Bill Clinton takes center stage Tuesday at the Democratic National Convention, tasked with reassuring the faithful that his wife Hillary is the candidate best suited to stop Donald Trump in November.
After a contentious opening day in which many raucous and devoted Bernie Sanders supporters refused to acknowledge the inevitability of Clinton becoming their flagbearer, the former president in chief will seek to heal the party's divisions and bring about the unity it craves.
Before her husband delivers the keynote address for Day 2, the convention's 4,764 delegates will hold their roll call vote to formally anoint Clinton as their nominee -- a historic moment that will make her the first woman to serve as flagbearer of a major US party.
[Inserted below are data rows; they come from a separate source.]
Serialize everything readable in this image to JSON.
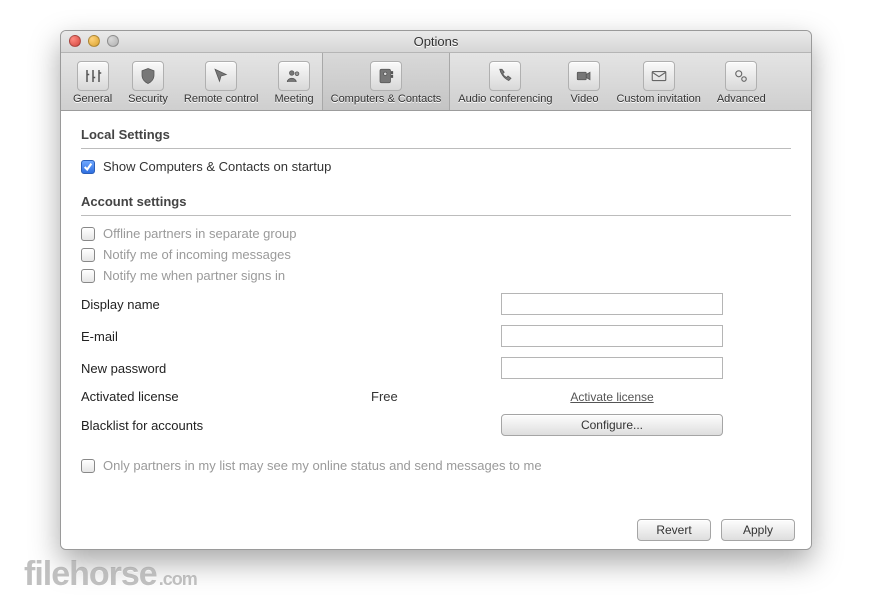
{
  "window": {
    "title": "Options"
  },
  "toolbar": {
    "items": [
      {
        "label": "General"
      },
      {
        "label": "Security"
      },
      {
        "label": "Remote control"
      },
      {
        "label": "Meeting"
      },
      {
        "label": "Computers & Contacts"
      },
      {
        "label": "Audio conferencing"
      },
      {
        "label": "Video"
      },
      {
        "label": "Custom invitation"
      },
      {
        "label": "Advanced"
      }
    ]
  },
  "sections": {
    "local": {
      "title": "Local Settings",
      "show_on_startup": "Show Computers & Contacts on startup"
    },
    "account": {
      "title": "Account settings",
      "offline_partners": "Offline partners in separate group",
      "notify_incoming": "Notify me of incoming messages",
      "notify_signin": "Notify me when partner signs in",
      "display_name_label": "Display name",
      "email_label": "E-mail",
      "new_password_label": "New password",
      "activated_license_label": "Activated license",
      "activated_license_value": "Free",
      "activate_link": "Activate license",
      "blacklist_label": "Blacklist for accounts",
      "configure_button": "Configure...",
      "only_partners": "Only partners in my list may see my online status and send messages to me",
      "display_name_value": "",
      "email_value": "",
      "new_password_value": ""
    }
  },
  "buttons": {
    "revert": "Revert",
    "apply": "Apply"
  },
  "watermark": {
    "name": "filehorse",
    "tld": ".com"
  }
}
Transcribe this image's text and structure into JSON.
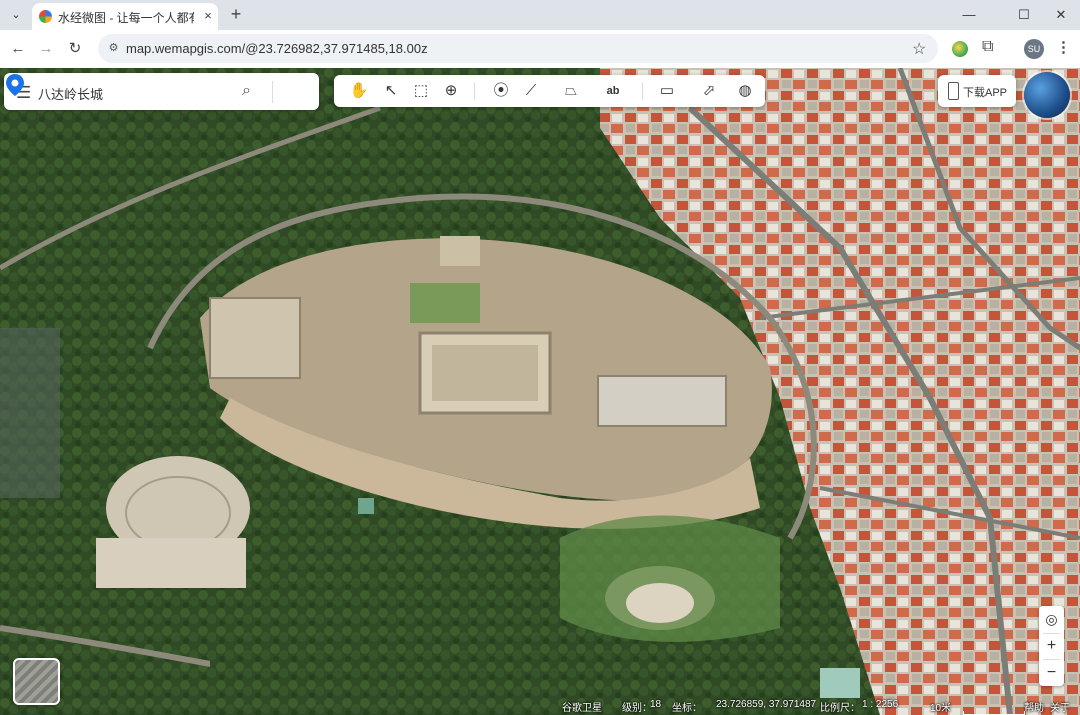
{
  "browser": {
    "tab_title": "水经微图 - 让每一个人都有自己",
    "tab_close": "×",
    "new_tab": "+",
    "url": "map.wemapgis.com/@23.726982,37.971485,18.00z",
    "profile_initials": "SU",
    "window_controls": {
      "minimize": "—",
      "maximize": "☐",
      "close": "✕"
    }
  },
  "search": {
    "query": "八达岭长城"
  },
  "toolbar_icons": [
    "hand-pan-icon",
    "pointer-icon",
    "select-icon",
    "zoom-extent-icon",
    "marker-icon",
    "polyline-icon",
    "polygon-icon",
    "text-label-icon",
    "ruler-icon",
    "identify-icon",
    "globe-icon"
  ],
  "toolbar_text_label": "ab",
  "download_app": {
    "label": "下载APP"
  },
  "zoom": {
    "plus": "+",
    "minus": "−"
  },
  "status": {
    "source": "谷歌卫星",
    "level_label": "级别：",
    "level": "18",
    "coord_label": "坐标：",
    "coords": "23.726859, 37.971487",
    "scale_label": "比例尺：",
    "scale": "1 : 2256",
    "scale_bar": "10米",
    "help": "帮助",
    "about": "关于"
  },
  "colors": {
    "accent_blue": "#1a73e8",
    "tab_bg": "#dee3ea"
  }
}
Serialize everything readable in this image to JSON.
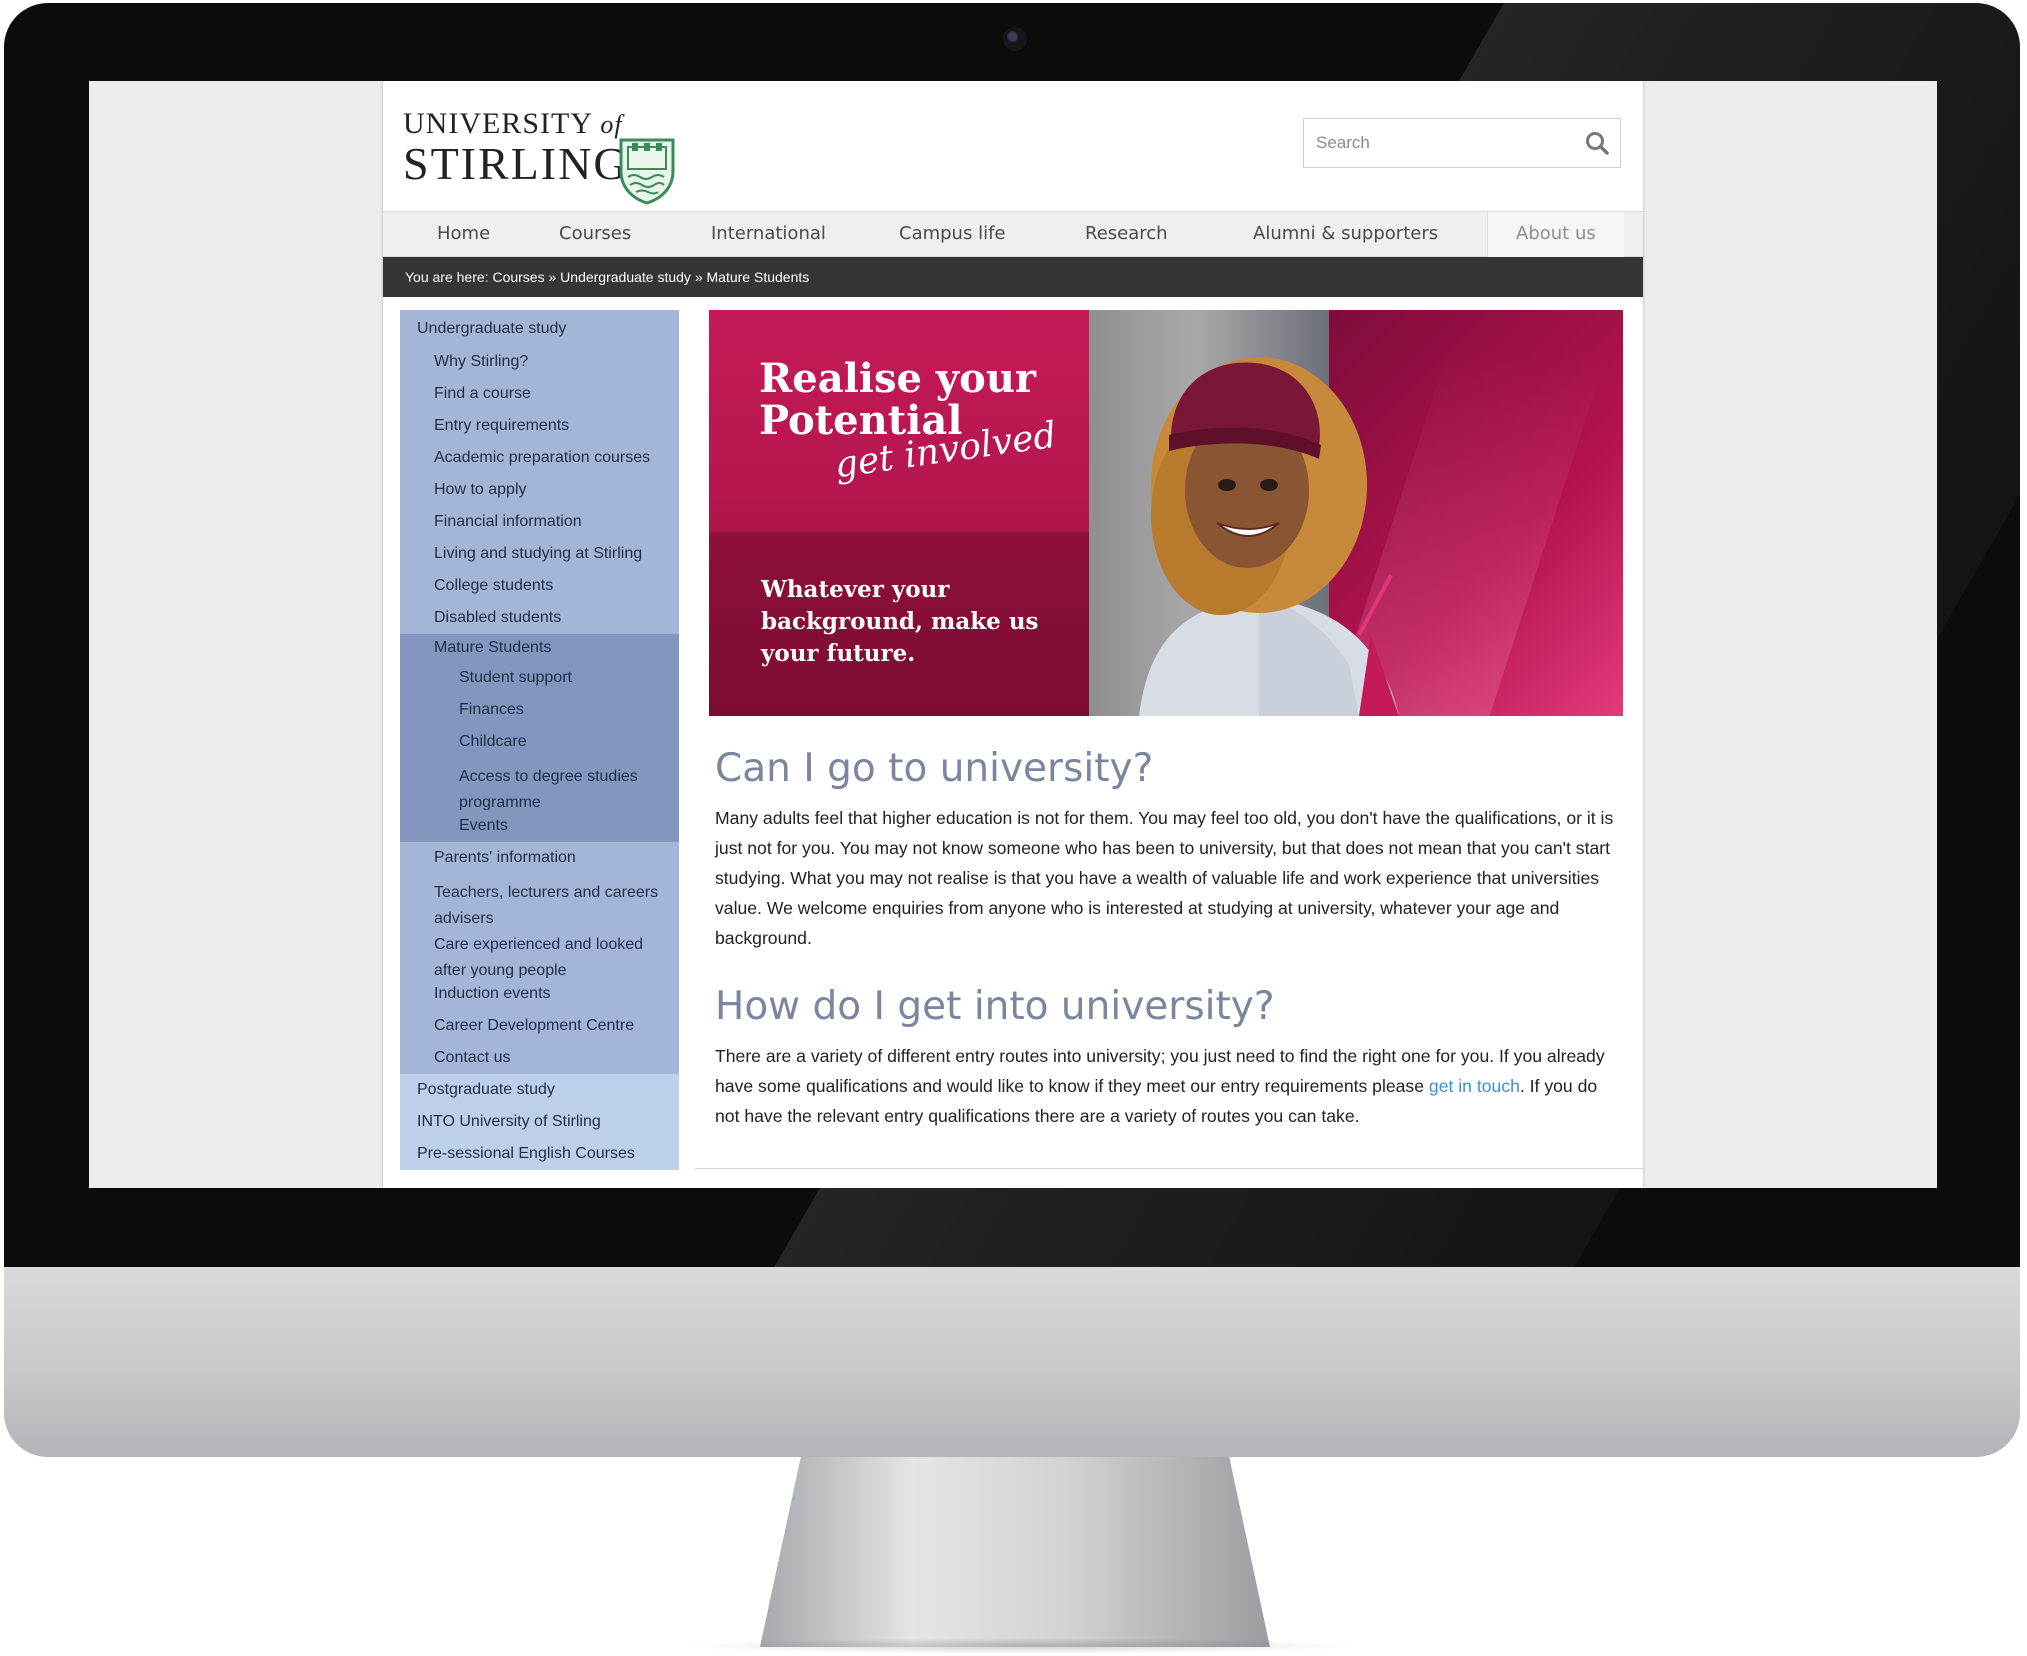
{
  "header": {
    "logo_line1": "UNIVERSITY",
    "logo_of": "of",
    "logo_line2": "STIRLING",
    "search_placeholder": "Search"
  },
  "nav": {
    "items": [
      "Home",
      "Courses",
      "International",
      "Campus life",
      "Research",
      "Alumni & supporters",
      "About us"
    ]
  },
  "breadcrumb": {
    "prefix": "You are here: ",
    "items": [
      "Courses",
      "Undergraduate study",
      "Mature Students"
    ],
    "separator": " » "
  },
  "sidebar": {
    "section": "Undergraduate study",
    "items": [
      "Why Stirling?",
      "Find a course",
      "Entry requirements",
      "Academic preparation courses",
      "How to apply",
      "Financial information",
      "Living and studying at Stirling",
      "College students",
      "Disabled students"
    ],
    "active": "Mature Students",
    "subitems": [
      "Student support",
      "Finances",
      "Childcare",
      "Access to degree studies programme",
      "Events"
    ],
    "items_after": [
      "Parents' information",
      "Teachers, lecturers and careers advisers",
      "Care experienced and looked after young people",
      "Induction events",
      "Career Development Centre",
      "Contact us"
    ],
    "other_sections": [
      "Postgraduate study",
      "INTO University of Stirling",
      "Pre-sessional English Courses"
    ]
  },
  "hero": {
    "title_line1": "Realise your",
    "title_line2": "Potential",
    "script": "get involved",
    "tagline": "Whatever your background, make us your future."
  },
  "content": {
    "heading1": "Can I go to university?",
    "paragraph1": "Many adults feel that higher education is not for them. You may feel too old, you don't have the qualifications, or it is just not for you. You may not know someone who has been to university, but that does not mean that you can't start studying. What you may not realise is that you have a wealth of valuable life and work experience that universities value. We welcome enquiries from anyone who is interested at studying at university, whatever your age and background.",
    "heading2": "How do I get into university?",
    "paragraph2_before": "There are a variety of different entry routes into university; you just need to find the right one for you. If you already have some qualifications and would like to know if they meet our entry requirements please ",
    "paragraph2_link": "get in touch",
    "paragraph2_after": ". If you do not have the relevant entry qualifications there are a variety of routes you can take."
  },
  "colors": {
    "sidebar_blue": "#a3b6d8",
    "sidebar_active": "#8296bf",
    "sidebar_alt": "#bccfeb",
    "hero_magenta": "#c41a59",
    "heading_grey_blue": "#7a85a0",
    "link_blue": "#3d8fd6",
    "breadcrumb_dark": "#353535"
  }
}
A dose of political theater could be in store, however, as Clinton's chief Democratic primary rival Sanders was seeking to place his name in nomination during Tuesday's vote.
If successful, such a move could serve as a powerful reminder of the impact that Sanders has had on the campaign and would likely fuel Sanders delegates' argument that there is one final, last-gasp effort to derail the Clinton express.
The convention's opening day reflected a startling amount of discord within the party, which had sought to show far more unity than their Republican counterparts. Boos and jeers from disgruntled Sanders supporters tainted the session.
Michelle Obama appeared to soothe some of the Sanders zealots, as she delivered a heartfelt endorsement from one first lady to another and hailing the inspirational power of possibly having a first female US president.
"In this election, I'm with her," Obama said.
She offered a thinly veiled jab at Trump while discussing how her family has had to adapt to the shrill tone of today's politics.
"We insist that the hateful language they hear from public figures on TV does not represent the true spirit of this country," the first lady said in a message that Democrats will hope resonates with fathers and mothers voting in November.
"Our motto is, 'when they go low, we go high.'"
The passionate delivery prompted her husband Barack Obama, who addresses the convention on Wednesday, to tweet his appreciation of her "incredible speech."
"Couldn't be more proud & our country has been blessed to have her as FLOTUS," he posted on Twitter.
"I love you, Michelle."
Sanders had called on his flock to get behind Clinton twice on Monday before his primetime endorsement speech.
That included a text message to supporters asking them not to protest on the floor of the convention, as a "personal courtesy" to him.
But Sanders' self-styled "political revolution" appeared to have transformed into a revolt.
Sanders himself was booed by some sections of the audience when he told the crowd: "Hillary Clinton will make an outstanding president and I am proud to stand with her tonight."
Michigan delegate Charles Niswander, 28, said he and other Sanders delegates would never line up behind Clinton.
"None of them want her. The people who voted for Bernie," Niswander said.
The party is reeling from leaked Democratic National Committee emails which show nominally neutral party staff trying to undermine Sanders' campaign and questioning his Jewish faith.
WikiLeaks at the weekend released nearly 20,000 emails from between January 2015 and May 2016, gleaned by hackers who apparently raided the accounts of seven DNC leaders.
The Federal Bureau of Investigation said it was investigating the "cyber intrusion," which the Clinton campaign blamed on Russian hackers it said are bent on helping Trump.
Sanders lost to Clinton in the primary handily. But the scandal has angered his already embittered supporters, who believe the deck was stacked against them.
The boos and jeers inside the convention suggested there was much healing still to be done.
"There is obviously more than four days' work necessary to heal all the wounds, and everybody accepts that," said Clinton delegate Josep Carlson, 64, of Massachusetts.
Bill Clinton's highly anticipated address could jump-start that process.
The 69-year-old Democratic icon, while no longer the charismatic speaker he once was, remains a powerful force on the national stage.
He has played such a role before. At the 2012 Democratic convention, he delivered closing arguments for why Barack Obama should be re-elected, a voice of experience explaining Obama's policies in clear, cogent detail and why he felt Republican policies were failing.